In Money: Who Has How Much and Why, the author examines the working wealthy, from television comedians to high-paid CEOs. In his analysis of the statistics, Hacker describes the various income groups in America and teases out why significant gaps occur in the distribution of income. Writing in London's Guardian, Joanna Coles commented that "Hacker is at his best exploding the myth that ordinary American pockets are currently throbbing with dollars." A Publishers Weekly contributor called the book "intriguing." Ali Abdulla, writing in the Library Journal, commented: "His well-researched work will interest scholars and students."

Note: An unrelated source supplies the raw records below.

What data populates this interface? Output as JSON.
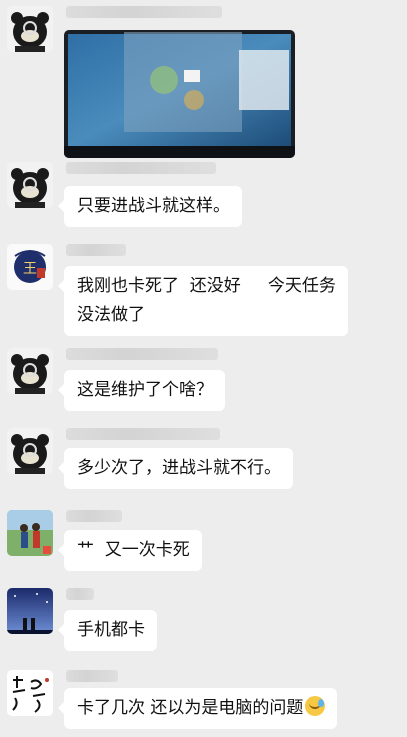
{
  "chat": {
    "messages": [
      {
        "avatar": "bear-avatar-icon",
        "type": "image"
      },
      {
        "avatar": "bear-avatar-icon",
        "type": "text",
        "text": "只要进战斗就这样。"
      },
      {
        "avatar": "wang-badge-avatar-icon",
        "type": "text",
        "text": "我刚也卡死了  还没好     今天任务\n没法做了"
      },
      {
        "avatar": "bear-avatar-icon",
        "type": "text",
        "text": "这是维护了个啥？"
      },
      {
        "avatar": "bear-avatar-icon",
        "type": "text",
        "text": "多少次了，进战斗就不行。"
      },
      {
        "avatar": "couple-photo-avatar-icon",
        "type": "text",
        "text": "艹  又一次卡死"
      },
      {
        "avatar": "night-sky-avatar-icon",
        "type": "text",
        "text": "手机都卡"
      },
      {
        "avatar": "calligraphy-avatar-icon",
        "type": "text",
        "text": "卡了几次 还以为是电脑的问题",
        "emoji": "laugh-cry-emoji-icon"
      }
    ]
  },
  "colors": {
    "background": "#ededed",
    "bubble": "#ffffff",
    "text": "#111111"
  }
}
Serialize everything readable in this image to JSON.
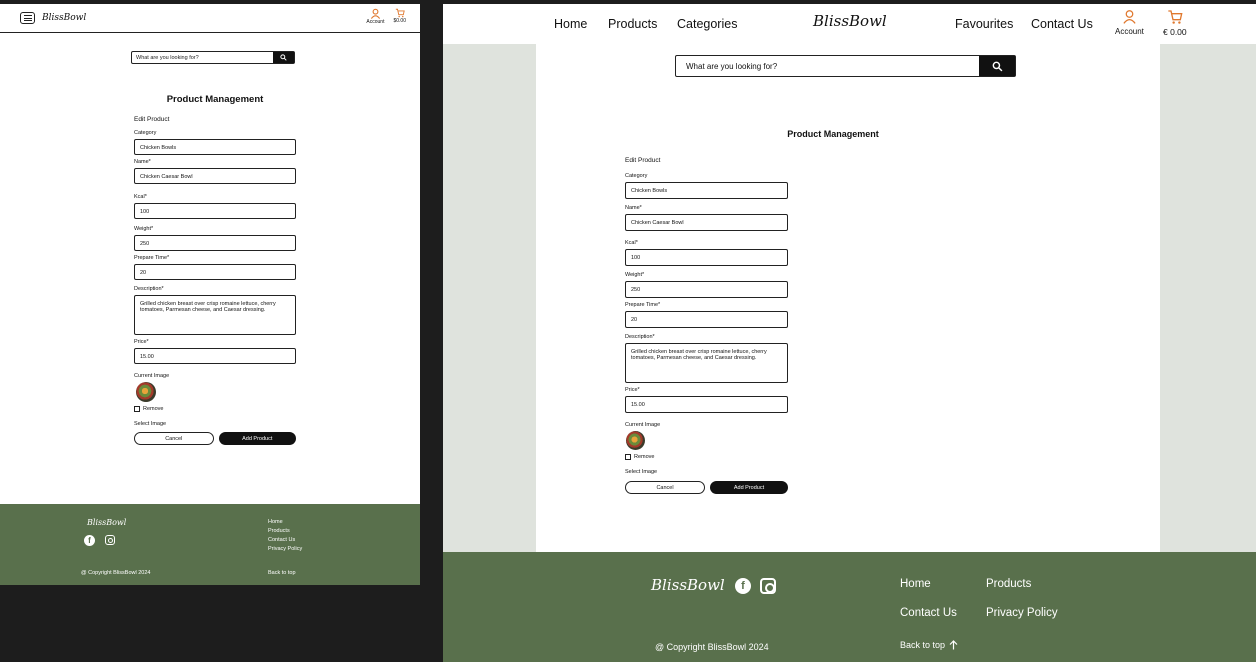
{
  "brand": {
    "logo": "BlissBowl",
    "accent_color": "#e0782e",
    "footer_color": "#59704c"
  },
  "mobile": {
    "account_label": "Account",
    "cart_total": "$0.00",
    "search_placeholder": "What are you looking for?",
    "page_title": "Product Management",
    "form": {
      "subtitle": "Edit Product",
      "category_label": "Category",
      "category_value": "Chicken Bowls",
      "name_label": "Name*",
      "name_value": "Chicken Caesar Bowl",
      "kcal_label": "Kcal*",
      "kcal_value": "100",
      "weight_label": "Weight*",
      "weight_value": "250",
      "prepare_label": "Prepare Time*",
      "prepare_value": "20",
      "description_label": "Description*",
      "description_value": "Grilled chicken breast over crisp romaine lettuce, cherry tomatoes, Parmesan cheese, and Caesar dressing.",
      "price_label": "Price*",
      "price_value": "15.00",
      "current_image_label": "Current Image",
      "remove_label": "Remove",
      "select_image_label": "Select Image",
      "cancel_label": "Cancel",
      "submit_label": "Add Product"
    },
    "footer": {
      "links": [
        "Home",
        "Products",
        "Contact Us",
        "Privacy Policy"
      ],
      "copyright": "@ Copyright BlissBowl 2024",
      "back_to_top": "Back to top"
    }
  },
  "desktop": {
    "nav": [
      "Home",
      "Products",
      "Categories",
      "Favourites",
      "Contact Us"
    ],
    "account_label": "Account",
    "cart_total": "€ 0.00",
    "search_placeholder": "What are you looking for?",
    "page_title": "Product Management",
    "form": {
      "subtitle": "Edit Product",
      "category_label": "Category",
      "category_value": "Chicken Bowls",
      "name_label": "Name*",
      "name_value": "Chicken Caesar Bowl",
      "kcal_label": "Kcal*",
      "kcal_value": "100",
      "weight_label": "Weight*",
      "weight_value": "250",
      "prepare_label": "Prepare Time*",
      "prepare_value": "20",
      "description_label": "Description*",
      "description_value": "Grilled chicken breast over crisp romaine lettuce, cherry tomatoes, Parmesan cheese, and Caesar dressing.",
      "price_label": "Price*",
      "price_value": "15.00",
      "current_image_label": "Current Image",
      "remove_label": "Remove",
      "select_image_label": "Select Image",
      "cancel_label": "Cancel",
      "submit_label": "Add Product"
    },
    "footer": {
      "links": [
        "Home",
        "Products",
        "Contact Us",
        "Privacy Policy"
      ],
      "copyright": "@ Copyright BlissBowl 2024",
      "back_to_top": "Back to top"
    }
  }
}
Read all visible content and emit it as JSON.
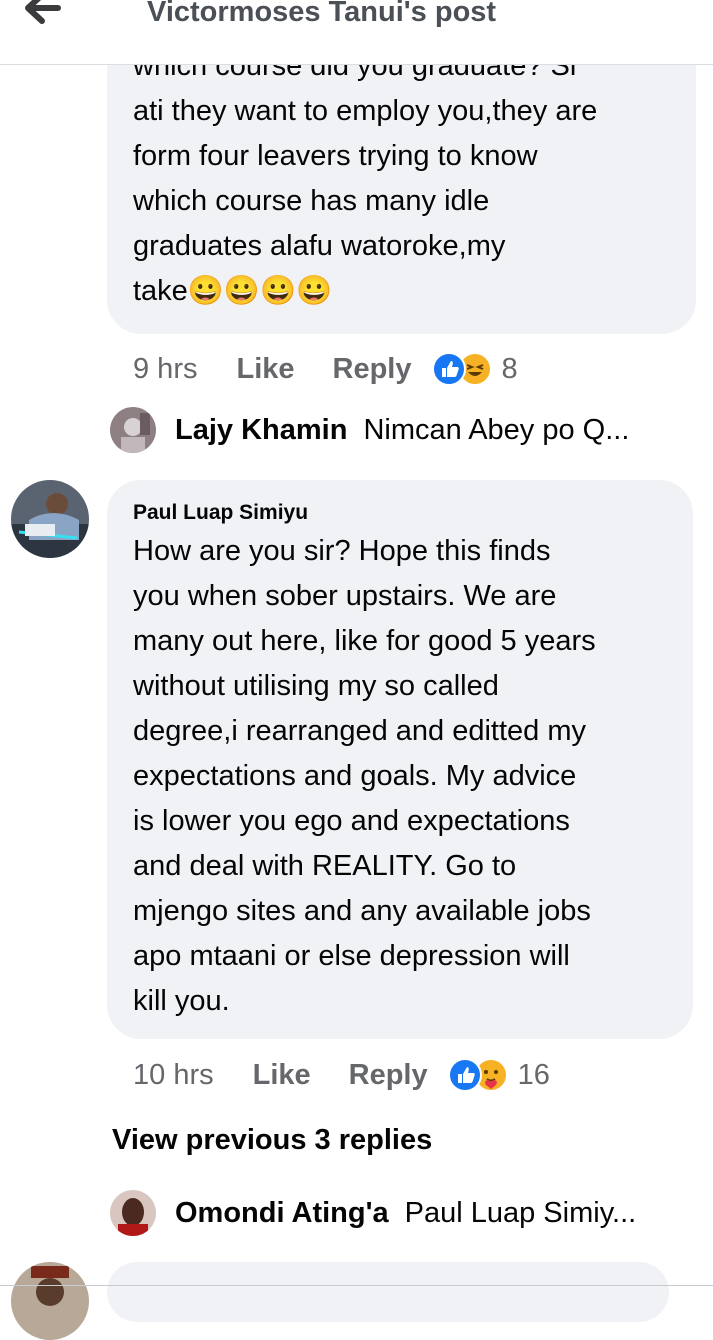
{
  "header": {
    "title": "Victormoses Tanui's post"
  },
  "comments": [
    {
      "text_lines": [
        "which course did you graduate? Si",
        "ati they want to employ you,they are",
        "form four leavers trying to know",
        "which course has many idle",
        "graduates alafu watoroke,my",
        "take😀😀😀😀"
      ],
      "time": "9 hrs",
      "like_label": "Like",
      "reply_label": "Reply",
      "reaction_icons": [
        "like-icon",
        "laughing-emoji-icon"
      ],
      "reaction_count": "8",
      "top_reply": {
        "name": "Lajy Khamin",
        "snippet": "Nimcan Abey po Q..."
      }
    },
    {
      "author": "Paul Luap Simiyu",
      "text_lines": [
        "How are you sir? Hope this finds",
        "you when sober upstairs. We are",
        "many out here, like for good 5 years",
        "without utilising my so called",
        "degree,i rearranged and editted my",
        "expectations and goals. My advice",
        "is lower you ego and expectations",
        "and deal with REALITY. Go to",
        "mjengo sites and any available jobs",
        "apo mtaani or else depression will",
        "kill you."
      ],
      "time": "10 hrs",
      "like_label": "Like",
      "reply_label": "Reply",
      "reaction_icons": [
        "like-icon",
        "care-emoji-icon"
      ],
      "reaction_count": "16",
      "view_previous": "View previous 3 replies",
      "top_reply": {
        "name": "Omondi Ating'a",
        "snippet": "Paul Luap Simiy..."
      }
    }
  ],
  "colors": {
    "bubble": "#f0f2f5",
    "meta_text": "#65676b",
    "like_blue": "#1877f2",
    "emoji_yellow": "#f7b125"
  }
}
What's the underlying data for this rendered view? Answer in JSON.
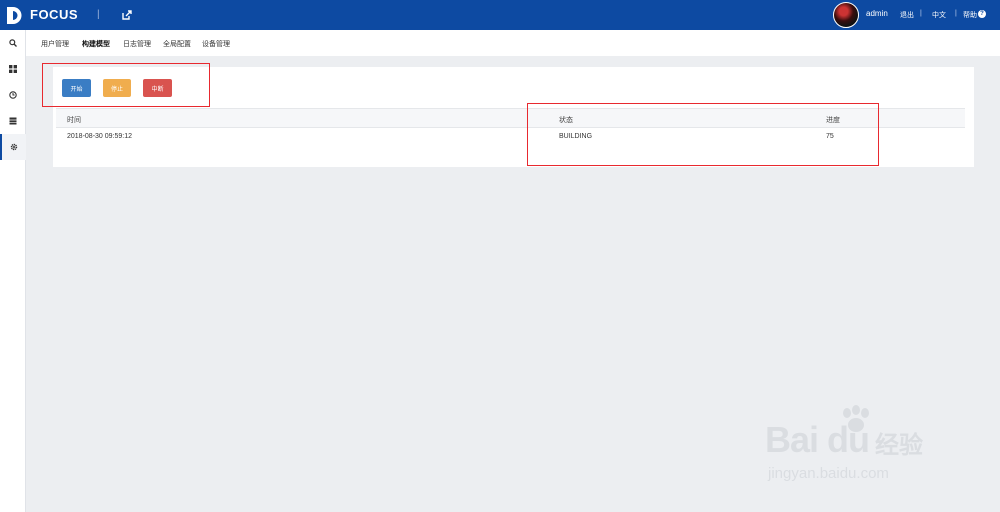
{
  "header": {
    "brand": "FOCUS",
    "separator": "|",
    "user": "admin",
    "logout": "退出",
    "divider": "|",
    "language": "中文",
    "help": "帮助",
    "help_icon_glyph": "?"
  },
  "subnav": {
    "items": [
      {
        "label": "用户管理",
        "active": false
      },
      {
        "label": "构建模型",
        "active": true
      },
      {
        "label": "日志管理",
        "active": false
      },
      {
        "label": "全局配置",
        "active": false
      },
      {
        "label": "设备管理",
        "active": false
      }
    ]
  },
  "sidebar": {
    "items": [
      {
        "icon": "search-icon",
        "active": false
      },
      {
        "icon": "grid-icon",
        "active": false
      },
      {
        "icon": "clock-icon",
        "active": false
      },
      {
        "icon": "table-icon",
        "active": false
      },
      {
        "icon": "gear-icon",
        "active": true
      }
    ]
  },
  "actions": {
    "start": "开始",
    "stop": "停止",
    "interrupt": "中断"
  },
  "table": {
    "columns": [
      "时间",
      "状态",
      "进度"
    ],
    "rows": [
      [
        "2018-08-30 09:59:12",
        "BUILDING",
        "75"
      ]
    ]
  },
  "watermark": {
    "brand": "Bai du",
    "cn": "经验",
    "url": "jingyan.baidu.com"
  },
  "colors": {
    "header_bg": "#0d4aa2",
    "start": "#3a7dc4",
    "stop": "#f0ad4e",
    "interrupt": "#d9534f",
    "highlight": "#e8292f"
  }
}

Mismatch: The Growing Gulf between Women and Men is the author's statistical documentation of the increasing divide between the sexes in America. Relying on statistics such as divorce rates, income ratios between the sexes, college graduation rates, husbands who fail to support their families, and others, the author paints a picture of women who are better educated and more confident. On the other hand, Hacker also writes that some men have chosen the path of least responsibility. Nevertheless, as pointed out by a Publishers Weekly contributor, "Hacker wisely refrains from pointing fingers at guilty parties and offers no solutions." Writing in the New York Times, Carol Tavris noted: "Ultimately, Mismatch invites readers to consider the great question: which differences between the sexes are trivial or transitory, and which are sources of a true gulf—a separation of experience and perception so wide that the sexes see each other as aliens and opposites." Los Angeles Times contributor Merle Rubin noted that "Hacker offers a readily recognizable snapshot of the way we live now."



Asia Africa Intelligence Wire, May 1, 2003, review of Mismatch: The Growing Gulf between Women and Men.

Chronicle of Higher Education, August 1, 1997, Mark Fiore, review of Money, p. 16.

Commentary, January, 1998, David Frum, review of Money: Who Has How Much and Why, p. 60.

Commonweal, August 15, 1997, Alan Wolfe, review of Money, p. 28.

Forbes, September 22, 1997, Tim W. Ferguson, review of Money, p. 280.

Guardian (London, England), July 17, 1997, Joanna Coles, review of Money, p. 8.

Houston Chronicle, March 13, 2003, Craig Nova, review of Mismatch.

Library Journal, July, 1997, Ali Abdulla, review of Money, p. 98.

Los Angeles Times, February 7, 1983, Carolyn See, review of U.S.: A Statistical Portrait of the American People, p. 8; April 21, 2003, Merle Rubin, review of Mismatch, p. E11.

National Review, July 28, 1970, review of The End of the American Era, p. 793.

Newsweek, June 8, 1970, review of The End of the American Era, p. 100; March 23, 1992, David Gates, review of Two Nations: Black and White, Separate, Hostile, Unequal, p. 61.

New York Times, July 6, 1997, Robert B. Reich, review of Money, p. 11; March 4, 2003, Michiko Kakutani, review of Mismatch, p. E10; March 30, 2003, Carol Tavris, review of Mismatch, p. 10.

New York Times Book Review, April 10, 1983, review of U.S.: A Statistical Portrait of the American People, p. 7; March 8, 1992, Tom Wicker, review of Two Nations, p. 1; March 30, 2003, Carol Tavris, review of Mismatch, p. 10.

Publishers Weekly, May 12, 1997, review of Money, p. 69; January 27, 2003, review of Mismatch, pp. 247-248.

Time, June 1, 1970, review of The End of the American Era, p. 86.

Washington Monthly, September, 1997, Isabel V. Sawhill, review of Money, p. 52.


Salon.com, http://www.salon.com/ (March 12, 2003), Laura Miller, review of Mismatch.